“It was not a matter of if, but when,” said Flagstaff police officer Bethany Hyde, recounting on-duty exposures to the COVID-19 virus. She tested positive for the virus in early December after a family camping trip.
She had only been working for the department for about a year when the pandemic swept the nation. She realized fairly quickly the risks of exposure posed by her new career, but as calls for service kept coming, she continued to show up.
Encountering the virus became unavoidable as COVID-19 cases continued to spike in Arizona. Hyde’s job exposed her on a weekly basis over the summer, she said, whether at work, conducting traffic stops or responding to routine calls for service.
While Hyde is “usually pretty optimistic,” the nature of police work led to an expectation between her and her colleagues that they would eventually test positive.
Hyde detailed a few specific interactions that left her concerned, but contracting the virus felt like a “guarantee” after being spit on by a man who had the coronavirus. Even after washing her face, the two spent over an hour in close contact while the suspect was transported and booked into jail.
“He had tested positive, so I washed my face as soon as I possibly could,” Hyde said.
Identifying individuals who are carrying the virus is a semi-anonymous system that sometimes involves confirmed tests, Hyde explained. But often it comes down to an officer asking during an interaction if the person has tested positive. If the answer is “yes,” the officer will take extra precautions to avoid contact.
Avoiding contact is not always a simple task, however, when an incident requires the use of physical force.
One troubling experience faced by officers is the waiting period between an exposure and the opportunity to wipe clean, creating a situation that is unavoidably stressful.

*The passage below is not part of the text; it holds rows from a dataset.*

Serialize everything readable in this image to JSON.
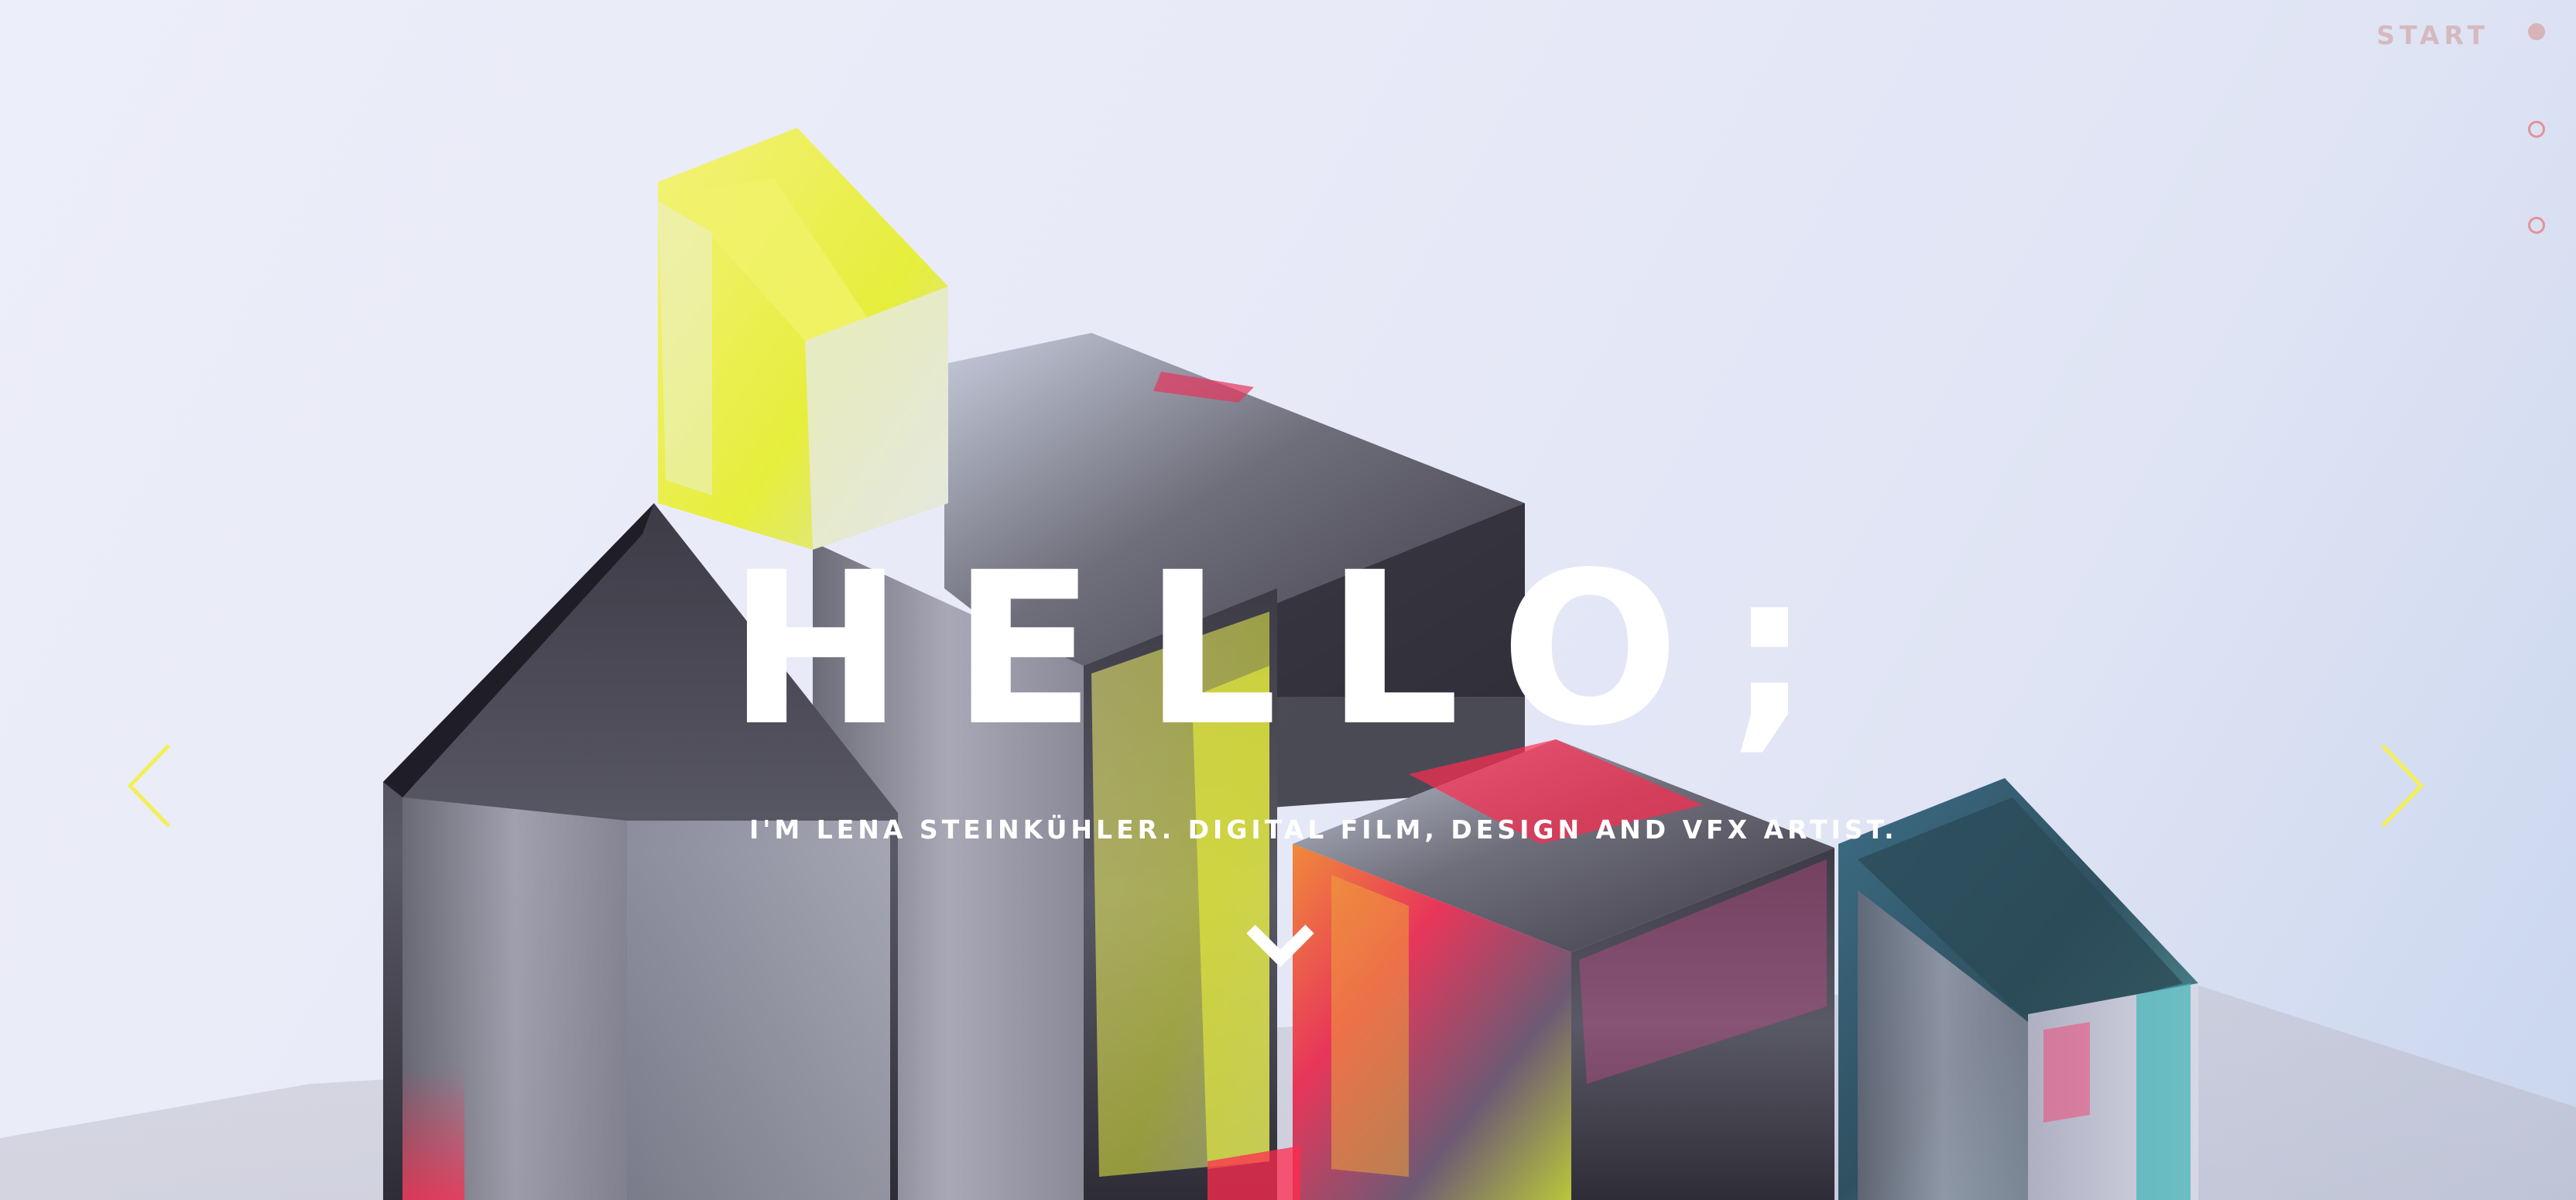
{
  "hero": {
    "title": "HELLO;",
    "subtitle": "I'M LENA STEINKÜHLER. DIGITAL FILM, DESIGN AND VFX ARTIST."
  },
  "nav": {
    "active_label": "START",
    "sections": [
      "START",
      "",
      ""
    ]
  },
  "icons": {
    "prev": "chevron-left-icon",
    "next": "chevron-right-icon",
    "scroll": "chevron-down-icon"
  },
  "colors": {
    "accent_arrows": "#f2f055",
    "nav_dot_active": "#d8b4b8",
    "nav_dot_inactive": "#e6919b",
    "title_text": "#ffffff"
  }
}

At times, it becomes difficult or impossible for an officer to stop and sanitize their hands, face and equipment while making an arrest.
“It can get nerve-wracking. I’m thinking, ‘Oh, shoot, I can't get this off me,’” Hyde said.
The man who spit on her was never charged with an offense, Hyde said, and “amazingly” she did not contract the virus from the interaction. In order for the man to be charged, Hyde would have had to prove he did it with intent -- which was difficult as she had her back turned when it happened. He also did not make any verbal threats.
“I didn't charge him with it just because it did not necessarily appear that he did it on purpose.” Hyde said. “As opposed to someone, you know, who stands up purposely with their fist in your face and says, ‘I hope you get COVID,’ or something like that. That would be a different situation.”
Last April, the City of Flagstaff's prosecutor’s section of the city attorney’s office began pursuing substantially elevated fines and jail sentences for those threatening to intentionally expose first responders to COVID-19.
The city prosecutor’s office works with the county attorney’s office to pursue felony charges for aggravated assault on a healthcare worker or law enforcement officer, as the situation dictates.
Further, the city prosecutor’s section has coordinated with the Flagstaff Police Department to encourage filing disorderly conduct or threats and intimidation charges for those threatening to expose officers to COVID-19.
If an officer has been exposed while on duty, the department requires officers to report encounters deemed high or medium risk to a supervisor, who will then report the specific circumstances, FPD spokesman Charles Hernandez said. It is also required that an infectious exposure report is completed and that officers monitor their own health.
After dozens of exposures, Hyde was surprised when she returned from an isolated 10-day camping trip with her immediate family and was getting sick. Her husband returned a positive first, she was next, and finally, her toddler son, who have all fully recovered since.
Hyde stopped working immediately. Though she was borderline asymptomatic, her isolation began the day her results were returned.
FPD protocol dictates that a positive test result requires a mandatory quarantine. After the 14-day period, officers may resume normal duties, barring persisting symptoms. Additionally, an officer will not be cleared for duty until they have been free of a fever for 72 hours without using fever-suppressing medication, according to Hernandez.
Hyde said her supervisor and colleagues were supportive during the process. The department told her to “take care of herself” and looked forward to her return. She was back on duty two weeks later after testing negative.
Since the onset of the virus, the FPD has taken steps to mitigate transmission in such events. Officers are given “COVID-19 kits” containing multiple sets of gloves, bacteria protection masks, goggles and antibacterial wipes.
“Having officers wear a mask is super important in setting an example when we step out in in public,” Hyde said.
Hyde has not personally encountered an officer who was obstinate about wearing a mask, but said there is a 50-50 split when it comes to officers who are “extremely cautious” in avoiding transmission, whether concerned about getting sick themselves or spreading it to their family.
Most officers are “pretty good” about using their equipment, Hyde said, but some go the extra mile, such as sanitizing their patrol vehicle daily. There is a station set up outside the department with cleaning supplies that officers can use to keep their vehicles sanitized, and an entire system is in place for sanitizing and quarantining cars that have come into contact.
“I see officers using that station all the time -- which is good,” Hyde said.